     #introduces small rounding error
     vectorThree = vectorOne
     for i in range(3600):
         vectorThree = rs.VectorRotate(vectorThree, .1, [0,0,1])
     
     vectorFour = Rhino.Geometry.Vector3d(6,6,6)
     
     print(rs.VectorCrossProduct(vectorOne, vectorTwo))     #0,0,0
     print(rs.VectorCrossProduct(vectorOne, vectorThree))   #3 small numbers
     
     print(len(set([vectorOne, vectorTwo, vectorThree])))  # 2 (rounding error from 3)
     print(len(set([vector_round(vectorOne),vector_round(vectorTwo),vector_round(vectorThree)])))  # 1 (differences rounded off)
    

(*) typically you shouldn’t test for equality of rounded numbers, for example 1.499999 and 1.500001 are very close but may round away from another. In cases like this where you are rounding off many orders of magnitude (e.g. from 1e-12 to 1e-2) I feel like it’s probably fine.


Iterative Method - Faster - C#
#9

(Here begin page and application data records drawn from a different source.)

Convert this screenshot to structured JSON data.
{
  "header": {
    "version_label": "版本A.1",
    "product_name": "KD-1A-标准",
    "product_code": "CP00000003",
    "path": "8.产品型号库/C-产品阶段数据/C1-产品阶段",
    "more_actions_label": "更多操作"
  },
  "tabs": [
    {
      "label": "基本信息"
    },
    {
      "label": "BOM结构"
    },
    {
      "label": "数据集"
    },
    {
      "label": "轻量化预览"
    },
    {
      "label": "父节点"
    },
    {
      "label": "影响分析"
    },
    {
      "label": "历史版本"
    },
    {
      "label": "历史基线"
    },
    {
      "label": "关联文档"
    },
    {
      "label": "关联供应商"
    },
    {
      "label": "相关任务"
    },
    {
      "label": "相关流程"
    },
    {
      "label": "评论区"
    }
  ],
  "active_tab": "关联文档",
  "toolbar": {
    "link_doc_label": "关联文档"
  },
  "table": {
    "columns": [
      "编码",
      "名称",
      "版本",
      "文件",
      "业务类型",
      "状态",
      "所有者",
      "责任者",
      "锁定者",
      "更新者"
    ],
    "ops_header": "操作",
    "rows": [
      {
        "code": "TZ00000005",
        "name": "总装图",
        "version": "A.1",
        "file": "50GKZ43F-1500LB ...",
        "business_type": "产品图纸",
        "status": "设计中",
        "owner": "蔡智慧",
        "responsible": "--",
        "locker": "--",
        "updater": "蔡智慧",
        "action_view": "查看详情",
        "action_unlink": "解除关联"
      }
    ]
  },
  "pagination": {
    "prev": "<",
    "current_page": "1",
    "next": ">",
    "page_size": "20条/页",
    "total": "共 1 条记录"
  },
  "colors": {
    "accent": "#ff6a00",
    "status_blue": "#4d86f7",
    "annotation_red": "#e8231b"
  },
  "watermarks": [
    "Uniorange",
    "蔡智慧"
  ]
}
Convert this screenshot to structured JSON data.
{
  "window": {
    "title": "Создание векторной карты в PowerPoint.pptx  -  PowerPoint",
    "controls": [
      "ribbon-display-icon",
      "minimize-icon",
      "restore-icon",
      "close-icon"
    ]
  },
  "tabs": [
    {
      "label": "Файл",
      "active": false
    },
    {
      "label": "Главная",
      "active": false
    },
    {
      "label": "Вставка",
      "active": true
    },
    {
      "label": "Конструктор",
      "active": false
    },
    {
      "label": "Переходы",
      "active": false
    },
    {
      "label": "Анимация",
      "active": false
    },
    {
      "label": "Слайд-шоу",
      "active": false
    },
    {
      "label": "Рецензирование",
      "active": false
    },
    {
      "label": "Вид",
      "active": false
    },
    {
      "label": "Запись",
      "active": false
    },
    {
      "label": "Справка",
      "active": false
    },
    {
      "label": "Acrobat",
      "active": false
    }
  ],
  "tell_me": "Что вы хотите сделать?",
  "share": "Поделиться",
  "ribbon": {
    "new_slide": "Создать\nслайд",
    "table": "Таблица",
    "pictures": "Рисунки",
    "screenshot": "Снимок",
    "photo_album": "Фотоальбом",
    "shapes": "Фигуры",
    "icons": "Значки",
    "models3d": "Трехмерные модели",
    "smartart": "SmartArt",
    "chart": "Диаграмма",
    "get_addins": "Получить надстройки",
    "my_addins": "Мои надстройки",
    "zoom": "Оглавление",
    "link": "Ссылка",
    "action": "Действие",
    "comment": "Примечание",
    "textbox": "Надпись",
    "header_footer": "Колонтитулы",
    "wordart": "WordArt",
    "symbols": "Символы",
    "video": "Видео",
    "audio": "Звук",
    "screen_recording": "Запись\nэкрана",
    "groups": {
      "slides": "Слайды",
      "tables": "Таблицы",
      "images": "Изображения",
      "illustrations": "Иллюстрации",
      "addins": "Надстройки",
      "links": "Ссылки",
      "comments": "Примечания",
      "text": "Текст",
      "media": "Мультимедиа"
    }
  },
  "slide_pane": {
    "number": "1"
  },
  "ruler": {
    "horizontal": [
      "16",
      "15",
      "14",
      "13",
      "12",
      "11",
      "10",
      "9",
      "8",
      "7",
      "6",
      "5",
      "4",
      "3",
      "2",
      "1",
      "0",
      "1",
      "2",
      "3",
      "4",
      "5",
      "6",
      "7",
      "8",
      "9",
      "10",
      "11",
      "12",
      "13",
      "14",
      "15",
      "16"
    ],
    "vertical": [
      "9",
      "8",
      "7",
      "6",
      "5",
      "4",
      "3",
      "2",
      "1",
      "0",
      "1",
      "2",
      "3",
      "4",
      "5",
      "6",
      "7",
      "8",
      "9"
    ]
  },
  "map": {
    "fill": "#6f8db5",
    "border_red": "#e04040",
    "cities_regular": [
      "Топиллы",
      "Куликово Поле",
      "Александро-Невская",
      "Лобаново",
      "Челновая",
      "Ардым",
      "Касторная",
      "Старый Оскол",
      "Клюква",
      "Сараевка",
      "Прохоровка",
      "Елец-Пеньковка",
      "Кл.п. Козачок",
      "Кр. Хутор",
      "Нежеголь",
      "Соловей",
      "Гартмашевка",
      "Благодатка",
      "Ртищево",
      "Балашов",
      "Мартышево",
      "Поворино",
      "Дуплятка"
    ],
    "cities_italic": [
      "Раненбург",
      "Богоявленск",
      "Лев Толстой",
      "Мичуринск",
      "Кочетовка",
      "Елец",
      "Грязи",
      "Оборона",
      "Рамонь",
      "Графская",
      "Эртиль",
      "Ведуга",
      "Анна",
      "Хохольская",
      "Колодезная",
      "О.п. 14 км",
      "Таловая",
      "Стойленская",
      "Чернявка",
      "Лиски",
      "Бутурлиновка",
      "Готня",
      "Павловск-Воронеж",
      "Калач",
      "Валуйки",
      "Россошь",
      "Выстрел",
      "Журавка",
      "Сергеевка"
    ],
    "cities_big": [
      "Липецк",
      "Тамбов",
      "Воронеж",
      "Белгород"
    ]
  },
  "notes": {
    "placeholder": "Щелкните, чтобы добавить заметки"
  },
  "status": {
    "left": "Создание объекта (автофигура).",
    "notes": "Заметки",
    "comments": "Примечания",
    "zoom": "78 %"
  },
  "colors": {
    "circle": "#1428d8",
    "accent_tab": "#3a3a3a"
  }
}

You typically calculate the difference between the two and check that this is less than some defined tolerance value, if it is they may be considered as being the “same”. Same for points, where you would calculate the distance between the two and check that this is less than a tolerance distance.

Edit: I forget exactly how it goes for vectors, but as I recall a quick way of checking equality by one value is to get the length of the cross product like so (don’t hold me to that though):

import Rhino as rc
vecDiff = rc.Geometry.Vector3d.CrossProduct(vecA,vecB).Length 

#10

thanks AndersDeleuran
I thought about scripting the comparison manually, too, instead of something like “if a in b”. Bust as my recursion grows, it becomes really slow to compare a set of three vectors against each element of a huge list of 3 vector sets (i dont necessary mean the set() type in python)


#11

Just as a side note: Recursion can be inherently slow in Python (depending in how you implement your algorithm). If possible, it is in my experience almost always faster to implement an iterative algorithm instead.

Edit: Attached a simple example demonstrating this and how to avoid it using memoization (using GHPython):

170330_GHPython_CostOfRecursion_00.gh (7.3 KB)


#12

So what if a script generates duplicates of breps? Is there a method in Python or C# that can be called to eliminate them within the script flow?


(Dale Fugier) #13

Other than keeping track of the duplicates and deleting them when you are finished? I’m not sure I fully understand the question…

– Dale


#14

Yes. I generated a bunch of Breps, some of which are duplicates of others. Now I need to feed these breps into another script to export CSV. It will be nice to automate this rather than the sequence of bake ->_SelDup -> Delete -> reassign unique breps back into GH

Also I tried this and it freezes up the GH canvas. I can still click on buttons on ribbon but can’t pan around canvas or edit components…


(Giulio Piacentino) #15

In Rhino WIP, there is now rs.CompareGeometry, which can be used to compare duplicate geometry.
If you have access to that, I can give an example. However, in general it is much better to avoid creating duplicate geometry in the first place.

I hope this helps, please let me know,

Giulio


Giulio Piacentino
for Robert McNeela & Assuociates
giulio@mcneel.com